Action item
Using the data below, gather each line that includes the word "JSON".
■ ■ ■ ■
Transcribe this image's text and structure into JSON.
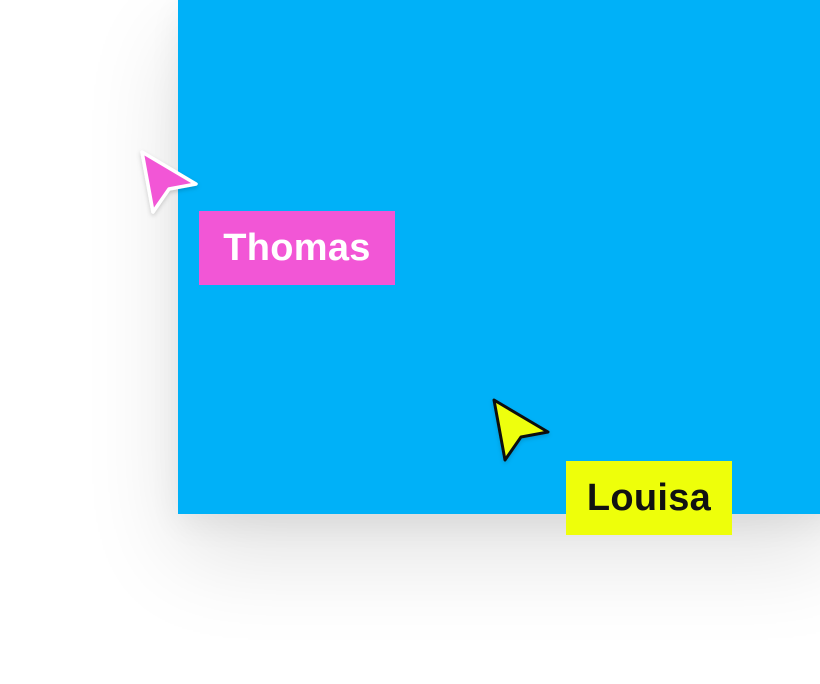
{
  "canvas": {
    "frame_color": "#00B1F8",
    "background_color": "#FFFFFF"
  },
  "collaborators": [
    {
      "name": "Thomas",
      "color": "#F256D6",
      "text_color": "#FFFFFF",
      "cursor_outline": "#FFFFFF",
      "icon": "pointer-cursor-icon"
    },
    {
      "name": "Louisa",
      "color": "#EEFF0A",
      "text_color": "#111111",
      "cursor_outline": "#111111",
      "icon": "pointer-cursor-icon"
    }
  ]
}
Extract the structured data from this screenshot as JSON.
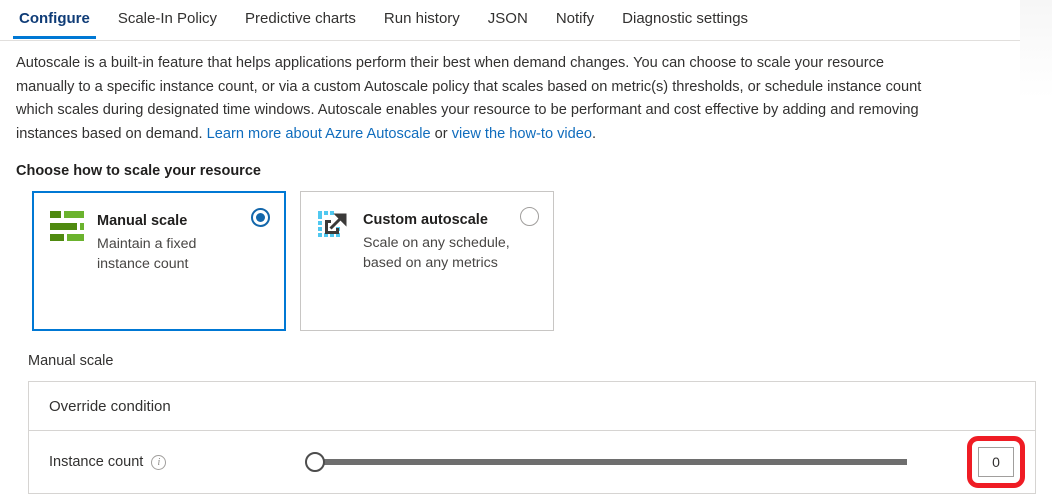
{
  "tabs": [
    {
      "label": "Configure",
      "active": true
    },
    {
      "label": "Scale-In Policy",
      "active": false
    },
    {
      "label": "Predictive charts",
      "active": false
    },
    {
      "label": "Run history",
      "active": false
    },
    {
      "label": "JSON",
      "active": false
    },
    {
      "label": "Notify",
      "active": false
    },
    {
      "label": "Diagnostic settings",
      "active": false
    }
  ],
  "description": {
    "part1": "Autoscale is a built-in feature that helps applications perform their best when demand changes. You can choose to scale your resource manually to a specific instance count, or via a custom Autoscale policy that scales based on metric(s) thresholds, or schedule instance count which scales during designated time windows. Autoscale enables your resource to be performant and cost effective by adding and removing instances based on demand. ",
    "link1": "Learn more about Azure Autoscale",
    "connector": " or ",
    "link2": "view the how-to video",
    "period": "."
  },
  "section": {
    "heading": "Choose how to scale your resource"
  },
  "cards": [
    {
      "title": "Manual scale",
      "subtitle": "Maintain a fixed instance count",
      "icon": "levels-icon",
      "selected": true
    },
    {
      "title": "Custom autoscale",
      "subtitle": "Scale on any schedule, based on any metrics",
      "icon": "expand-arrow-icon",
      "selected": false
    }
  ],
  "manual_scale": {
    "panel_label": "Manual scale",
    "override_condition_label": "Override condition",
    "instance_count_label": "Instance count",
    "instance_count_value": "0",
    "slider_position_percent": 0
  },
  "colors": {
    "accent": "#0078d4",
    "link": "#0f6cbd",
    "annotation": "#ef1c24",
    "icon_green_dark": "#4f8a10",
    "icon_green_light": "#6bb32e",
    "icon_cyan": "#50c8f0"
  }
}
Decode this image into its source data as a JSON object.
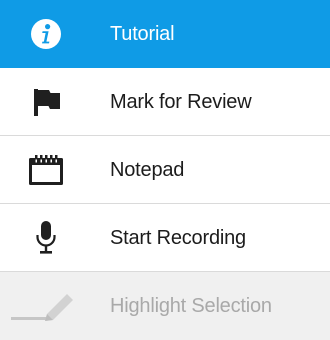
{
  "menu": {
    "items": [
      {
        "label": "Tutorial",
        "icon": "info-icon",
        "state": "active"
      },
      {
        "label": "Mark for Review",
        "icon": "flag-icon",
        "state": "normal"
      },
      {
        "label": "Notepad",
        "icon": "notepad-icon",
        "state": "normal"
      },
      {
        "label": "Start Recording",
        "icon": "microphone-icon",
        "state": "normal"
      },
      {
        "label": "Highlight Selection",
        "icon": "highlighter-pen-icon",
        "state": "disabled"
      }
    ]
  },
  "colors": {
    "active_background": "#0f9be6",
    "active_text": "#ffffff",
    "text": "#1c1c1c",
    "icon": "#1f1f1f",
    "disabled_background": "#f0f0f0",
    "disabled_text": "#a9a9a9",
    "divider": "#dadada"
  }
}
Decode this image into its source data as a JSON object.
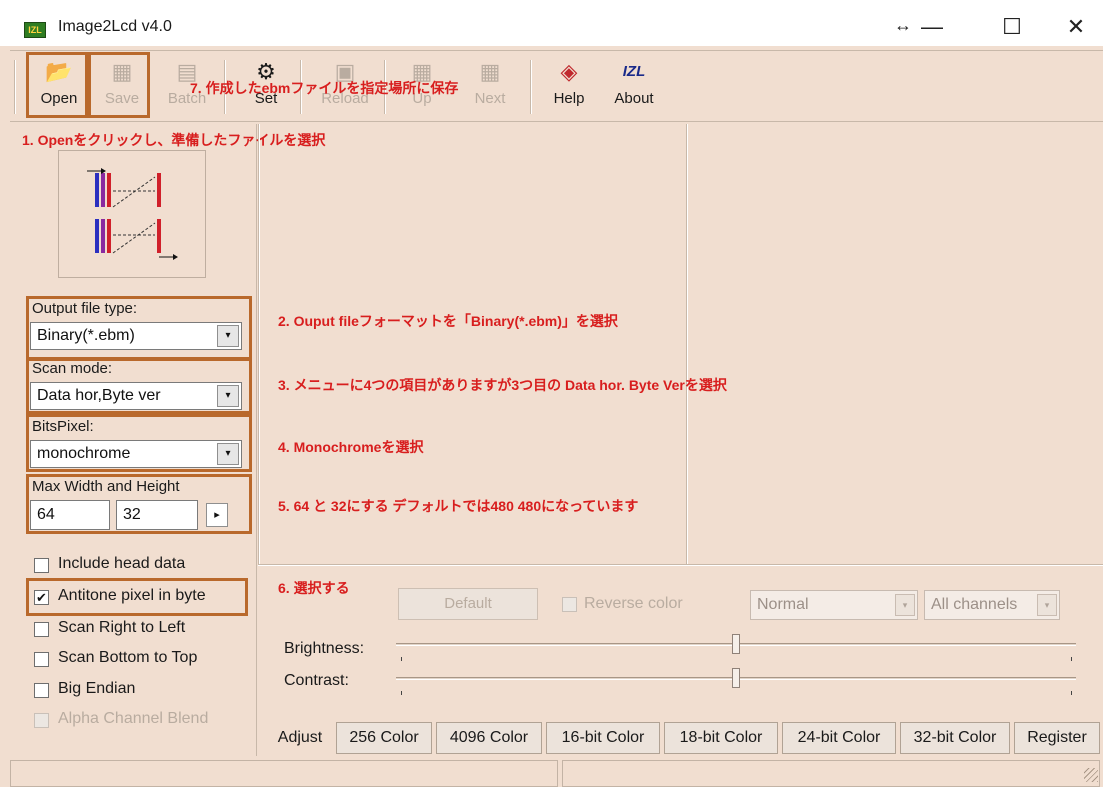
{
  "window": {
    "app_icon_text": "IZL",
    "title": "Image2Lcd v4.0",
    "restore_glyph": "↔",
    "minimize_glyph": "—",
    "maximize_glyph": "☐",
    "close_glyph": "✕"
  },
  "toolbar": {
    "buttons": [
      {
        "label": "Open",
        "icon": "📂",
        "icon_name": "open-folder-icon"
      },
      {
        "label": "Save",
        "icon": "▦",
        "icon_name": "save-disk-icon"
      },
      {
        "label": "Batch",
        "icon": "▤",
        "icon_name": "batch-icon"
      },
      {
        "label": "Set",
        "icon": "⚙",
        "icon_name": "settings-icon"
      },
      {
        "label": "Reload",
        "icon": "▣",
        "icon_name": "reload-icon"
      },
      {
        "label": "Up",
        "icon": "▦",
        "icon_name": "up-icon"
      },
      {
        "label": "Next",
        "icon": "▦",
        "icon_name": "next-icon"
      },
      {
        "label": "Help",
        "icon": "◈",
        "icon_name": "help-icon"
      },
      {
        "label": "About",
        "icon": "IZL",
        "icon_name": "about-logo-icon"
      }
    ]
  },
  "annotations": {
    "step1": "1. Openをクリックし、準備したファイルを選択",
    "step2": "2. Ouput fileフォーマットを「Binary(*.ebm)」を選択",
    "step3": "3. メニューに4つの項目がありますが3つ目の Data hor. Byte Verを選択",
    "step4": "4. Monochromeを選択",
    "step5": "5. 64 と 32にする デフォルトでは480 480になっています",
    "step6": "6. 選択する",
    "step7": "7. 作成したebmファイルを指定場所に保存"
  },
  "left_panel": {
    "output_label": "Output file type:",
    "output_value": "Binary(*.ebm)",
    "scan_label": "Scan mode:",
    "scan_value": "Data hor,Byte ver",
    "bits_label": "BitsPixel:",
    "bits_value": "monochrome",
    "maxwh_label": "Max Width and Height",
    "width_value": "64",
    "height_value": "32",
    "spin_glyph": "▸",
    "checkboxes": [
      {
        "label": "Include head data",
        "checked": false,
        "enabled": true
      },
      {
        "label": "Antitone pixel in byte",
        "checked": true,
        "enabled": true
      },
      {
        "label": "Scan Right to Left",
        "checked": false,
        "enabled": true
      },
      {
        "label": "Scan Bottom to Top",
        "checked": false,
        "enabled": true
      },
      {
        "label": "Big Endian",
        "checked": false,
        "enabled": true
      },
      {
        "label": "Alpha Channel Blend",
        "checked": false,
        "enabled": false
      }
    ],
    "check_glyph": "✔"
  },
  "adjust": {
    "default_button": "Default",
    "reverse_label": "Reverse color",
    "mode_value": "Normal",
    "channel_value": "All channels",
    "dropdown_glyph": "▾",
    "brightness_label": "Brightness:",
    "contrast_label": "Contrast:",
    "brightness_level": 0.5,
    "contrast_level": 0.5
  },
  "tabs": [
    "Adjust",
    "256 Color",
    "4096 Color",
    "16-bit Color",
    "18-bit Color",
    "24-bit Color",
    "32-bit Color",
    "Register"
  ],
  "colors": {
    "panel_bg": "#f1ded0",
    "highlight_outline": "#b9692c",
    "annotation_red": "#d81e1e"
  }
}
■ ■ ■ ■
Task result
Transcribe this image's text and structure into JSON.
Extract the structured data from this screenshot as JSON.
      "label": "JSON",
Decode this image into its source data as a JSON object.
Decode this image into its source data as a JSON object.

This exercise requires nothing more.